  • 30 Oct 1940 - 15 Aug 1947 Govind Singh (b. 1934 - d. 1983)

Geography[edit]

Bijawar is located at 24°38′N 79°30′E / 24.63°N 79.5°E / 24.63; 79.5.[3] It has an average elevation of 398 metres (1305 feet).

Demographics[edit]

As of 2001 India census,[4] Bijawar had a population of 18,412. Males constitute 53% of the population and females 47%. Bijawar has an average literacy rate of 59%, lower than the national average of 59.5%; with male literacy of 66% and female literacy of 50%. 16% of the population is under 6 years of age.

See also[edit]

References[edit]

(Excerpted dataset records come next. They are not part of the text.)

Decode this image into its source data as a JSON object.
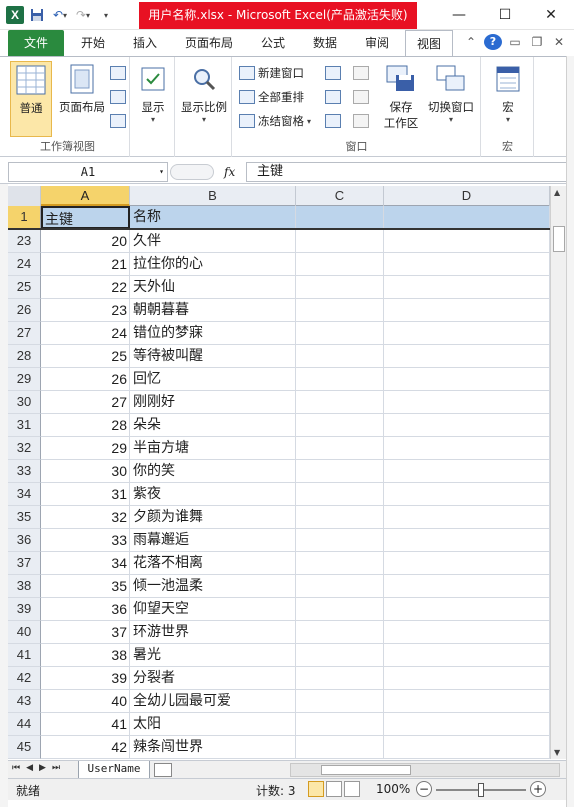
{
  "window": {
    "title": "用户名称.xlsx - Microsoft Excel(产品激活失败)",
    "app_icon": "excel-logo",
    "minimize": "—",
    "maximize": "☐",
    "close": "✕"
  },
  "ribbon_tabs": [
    "文件",
    "开始",
    "插入",
    "页面布局",
    "公式",
    "数据",
    "审阅",
    "视图"
  ],
  "active_tab": "视图",
  "ribbon": {
    "workbook_views": {
      "normal": "普通",
      "page_layout": "页面布局",
      "group_label": "工作簿视图"
    },
    "show": {
      "label": "显示"
    },
    "zoom": {
      "label": "显示比例"
    },
    "window": {
      "new_window": "新建窗口",
      "arrange_all": "全部重排",
      "freeze_panes": "冻结窗格",
      "save_workspace_line1": "保存",
      "save_workspace_line2": "工作区",
      "switch_windows": "切换窗口",
      "group_label": "窗口"
    },
    "macros": {
      "label": "宏",
      "group_label": "宏"
    }
  },
  "formula_bar": {
    "name_box": "A1",
    "fx": "fx",
    "content": "主键"
  },
  "grid": {
    "columns": [
      "A",
      "B",
      "C",
      "D"
    ],
    "header_row": {
      "num": "1",
      "a": "主键",
      "b": "名称"
    },
    "rows": [
      {
        "num": "23",
        "a": "20",
        "b": "久伴"
      },
      {
        "num": "24",
        "a": "21",
        "b": "拉住你的心"
      },
      {
        "num": "25",
        "a": "22",
        "b": "天外仙"
      },
      {
        "num": "26",
        "a": "23",
        "b": "朝朝暮暮"
      },
      {
        "num": "27",
        "a": "24",
        "b": "错位的梦寐"
      },
      {
        "num": "28",
        "a": "25",
        "b": "等待被叫醒"
      },
      {
        "num": "29",
        "a": "26",
        "b": "回忆"
      },
      {
        "num": "30",
        "a": "27",
        "b": "刚刚好"
      },
      {
        "num": "31",
        "a": "28",
        "b": "朵朵"
      },
      {
        "num": "32",
        "a": "29",
        "b": "半亩方塘"
      },
      {
        "num": "33",
        "a": "30",
        "b": "你的笑"
      },
      {
        "num": "34",
        "a": "31",
        "b": "紫夜"
      },
      {
        "num": "35",
        "a": "32",
        "b": "夕颜为谁舞"
      },
      {
        "num": "36",
        "a": "33",
        "b": "雨幕邂逅"
      },
      {
        "num": "37",
        "a": "34",
        "b": "花落不相离"
      },
      {
        "num": "38",
        "a": "35",
        "b": "倾一池温柔"
      },
      {
        "num": "39",
        "a": "36",
        "b": "仰望天空"
      },
      {
        "num": "40",
        "a": "37",
        "b": "环游世界"
      },
      {
        "num": "41",
        "a": "38",
        "b": "暑光"
      },
      {
        "num": "42",
        "a": "39",
        "b": "分裂者"
      },
      {
        "num": "43",
        "a": "40",
        "b": "全幼儿园最可爱"
      },
      {
        "num": "44",
        "a": "41",
        "b": "太阳"
      },
      {
        "num": "45",
        "a": "42",
        "b": "辣条闯世界"
      }
    ]
  },
  "sheet_tabs": [
    "UserName"
  ],
  "status": {
    "ready": "就绪",
    "count": "计数: 3",
    "zoom": "100%",
    "zoom_minus": "−",
    "zoom_plus": "+",
    "zoom_fraction": 0.5
  }
}
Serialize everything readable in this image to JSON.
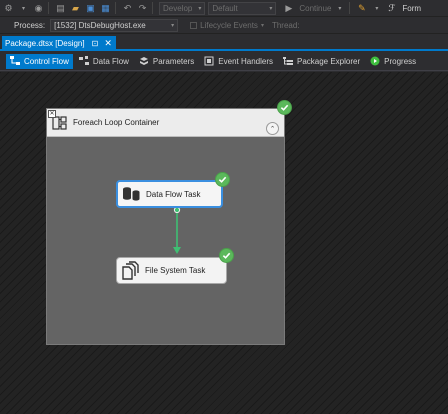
{
  "toolbar": {
    "solution_config": "Develop",
    "solution_platform": "Default",
    "continue_label": "Continue",
    "form_label": "Form"
  },
  "process": {
    "label": "Process:",
    "value": "[1532] DtsDebugHost.exe",
    "lifecycle_label": "Lifecycle Events",
    "thread_label": "Thread:"
  },
  "document_tab": {
    "title": "Package.dtsx [Design]",
    "pin": "⊡",
    "close": "✕"
  },
  "designer_tabs": [
    {
      "label": "Control Flow",
      "icon": "control-flow-icon",
      "active": true
    },
    {
      "label": "Data Flow",
      "icon": "data-flow-icon",
      "active": false
    },
    {
      "label": "Parameters",
      "icon": "parameters-icon",
      "active": false
    },
    {
      "label": "Event Handlers",
      "icon": "event-handlers-icon",
      "active": false
    },
    {
      "label": "Package Explorer",
      "icon": "package-explorer-icon",
      "active": false
    },
    {
      "label": "Progress",
      "icon": "progress-icon",
      "active": false
    }
  ],
  "canvas": {
    "container": {
      "title": "Foreach Loop Container",
      "status": "success",
      "collapse_glyph": "⌃"
    },
    "tasks": [
      {
        "label": "Data Flow Task",
        "status": "success",
        "selected": true
      },
      {
        "label": "File System Task",
        "status": "success",
        "selected": false
      }
    ]
  },
  "colors": {
    "accent": "#007acc",
    "success": "#5bb85b",
    "selection": "#3a8fe0",
    "connector": "#3fbf73"
  }
}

  1. ^  One or more of the preceding sentences incorporates text from a publication now in the public domainChisholm, Hugh, ed. (1911). "Bijawar". Encyclopædia Britannica. 3 (11th ed.). Cambridge University Press. p. 928. 
  2. ^ Princely state - Bijawar
  3. ^ Falling Rain Genomics, Inc - Bijawar
  4. ^ "Census of India 2001: Data from the 2001 Census, including cities, villages and towns (Provisional)". Census Commission of India. Archived from the original on 2004-06-16. Retrieved 2008-11-01.